Absorbing Half of Mexico Altered American Culture

•, by Jacob G. Hornberger

Many of them say that this "invasion" is a conspiracy to alter the culture of the United States in a Hispanic direction.

Ironically, very few, if any, of these anti-invaders ever condemn what the U.S. government did with the Treaty of Guadalupe Hidalgo in 1848. That treaty did more to change the culture of the United States in a Mexican direction than immigrant "invaders" could ever hope to do.

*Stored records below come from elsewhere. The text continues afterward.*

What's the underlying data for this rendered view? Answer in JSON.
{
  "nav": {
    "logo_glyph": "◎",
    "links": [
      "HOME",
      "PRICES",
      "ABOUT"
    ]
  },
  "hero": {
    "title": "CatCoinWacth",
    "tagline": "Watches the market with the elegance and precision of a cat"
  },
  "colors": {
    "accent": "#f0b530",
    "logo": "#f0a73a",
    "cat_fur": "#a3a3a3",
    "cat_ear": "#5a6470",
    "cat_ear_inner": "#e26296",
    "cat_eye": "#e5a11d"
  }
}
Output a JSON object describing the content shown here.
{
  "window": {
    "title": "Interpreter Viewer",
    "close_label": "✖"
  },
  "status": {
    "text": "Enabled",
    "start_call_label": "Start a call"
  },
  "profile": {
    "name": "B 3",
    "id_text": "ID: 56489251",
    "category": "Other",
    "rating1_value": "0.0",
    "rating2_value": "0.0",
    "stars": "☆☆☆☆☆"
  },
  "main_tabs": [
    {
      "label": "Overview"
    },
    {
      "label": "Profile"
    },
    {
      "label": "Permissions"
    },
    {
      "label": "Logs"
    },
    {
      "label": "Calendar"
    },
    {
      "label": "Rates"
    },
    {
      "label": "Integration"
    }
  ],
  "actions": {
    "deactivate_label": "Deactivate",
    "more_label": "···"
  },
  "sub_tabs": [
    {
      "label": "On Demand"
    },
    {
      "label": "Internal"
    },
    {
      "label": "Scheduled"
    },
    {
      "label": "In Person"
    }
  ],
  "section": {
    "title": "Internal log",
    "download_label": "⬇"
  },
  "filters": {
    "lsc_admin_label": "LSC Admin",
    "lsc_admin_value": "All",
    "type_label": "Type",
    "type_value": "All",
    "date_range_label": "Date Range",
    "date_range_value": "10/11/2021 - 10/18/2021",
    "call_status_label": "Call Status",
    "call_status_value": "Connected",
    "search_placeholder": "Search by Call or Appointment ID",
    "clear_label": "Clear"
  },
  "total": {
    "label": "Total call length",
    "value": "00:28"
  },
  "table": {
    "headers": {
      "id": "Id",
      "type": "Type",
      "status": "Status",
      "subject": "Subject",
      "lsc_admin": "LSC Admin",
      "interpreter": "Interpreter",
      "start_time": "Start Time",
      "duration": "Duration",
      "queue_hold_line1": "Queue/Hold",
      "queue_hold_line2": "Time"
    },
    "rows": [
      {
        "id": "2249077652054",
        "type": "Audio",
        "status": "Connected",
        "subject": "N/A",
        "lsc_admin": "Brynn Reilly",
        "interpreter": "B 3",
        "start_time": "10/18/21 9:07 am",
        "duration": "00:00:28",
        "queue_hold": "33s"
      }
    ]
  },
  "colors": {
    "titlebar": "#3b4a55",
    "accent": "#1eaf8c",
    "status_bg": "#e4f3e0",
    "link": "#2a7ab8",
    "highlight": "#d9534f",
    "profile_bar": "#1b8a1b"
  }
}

With the Treaty of Guadalupe Hidalgo, the United States succeeded in stealing and absorbing the entire northern half of Mexico. Yes, you read that right — the entire northern half of Mexico, a country that had been part of the Spanish Empire for centuries before acquiring its independence in 1821.

Imagine if the United States were today to steal and absorb the entire northern half of what remains Mexico. Would that significantly alter the culture of the United States. I'd say, yes!

The Treaty of Guadalupe Hidalgo settled the Mexican War of 1846-1848. Prior to the war, the U.S. government had offered to purchase the northern half of Mexico, which consisted of what became known after the absorption of the states of New Mexico (Yes, NEW Mexico), Arizona, California, and parts of Colorado, Utah, Kansas, Oklahoma, and Wyoming.

Texas was a Mexican province in the northern half of the country. On March 2, 1836, Texas declared its independence from Mexico. On April 21, 1836, the Mexican army under Mexican president Antonio Lopez de Santa Anna was defeated by Sam Houston's army at the Battle of San Jacinto. The Mexican congress, however, never acceded to Texas's secession.